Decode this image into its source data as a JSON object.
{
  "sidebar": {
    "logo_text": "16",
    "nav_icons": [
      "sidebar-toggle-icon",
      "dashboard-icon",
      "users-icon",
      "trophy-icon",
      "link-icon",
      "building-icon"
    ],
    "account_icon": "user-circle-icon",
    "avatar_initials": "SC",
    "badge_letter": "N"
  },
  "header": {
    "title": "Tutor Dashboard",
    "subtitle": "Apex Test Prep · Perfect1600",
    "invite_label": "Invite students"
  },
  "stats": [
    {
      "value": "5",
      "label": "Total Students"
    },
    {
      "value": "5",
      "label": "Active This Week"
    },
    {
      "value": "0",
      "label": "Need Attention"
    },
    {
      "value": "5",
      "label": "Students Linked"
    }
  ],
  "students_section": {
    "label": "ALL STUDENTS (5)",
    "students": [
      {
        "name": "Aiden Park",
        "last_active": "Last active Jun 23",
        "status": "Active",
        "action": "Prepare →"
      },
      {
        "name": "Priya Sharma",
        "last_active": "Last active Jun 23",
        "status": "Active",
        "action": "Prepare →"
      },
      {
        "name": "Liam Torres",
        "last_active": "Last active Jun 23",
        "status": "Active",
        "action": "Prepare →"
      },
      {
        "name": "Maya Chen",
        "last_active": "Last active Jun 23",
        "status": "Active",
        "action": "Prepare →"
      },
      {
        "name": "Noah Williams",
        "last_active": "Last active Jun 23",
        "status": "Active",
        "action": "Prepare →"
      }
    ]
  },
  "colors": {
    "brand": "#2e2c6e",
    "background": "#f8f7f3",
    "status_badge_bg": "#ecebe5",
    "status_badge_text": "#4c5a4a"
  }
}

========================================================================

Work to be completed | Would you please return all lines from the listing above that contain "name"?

Exercise solution |
        "name": "Aiden Park",
        "name": "Priya Sharma",
        "name": "Liam Torres",
        "name": "Maya Chen",
        "name": "Noah Williams",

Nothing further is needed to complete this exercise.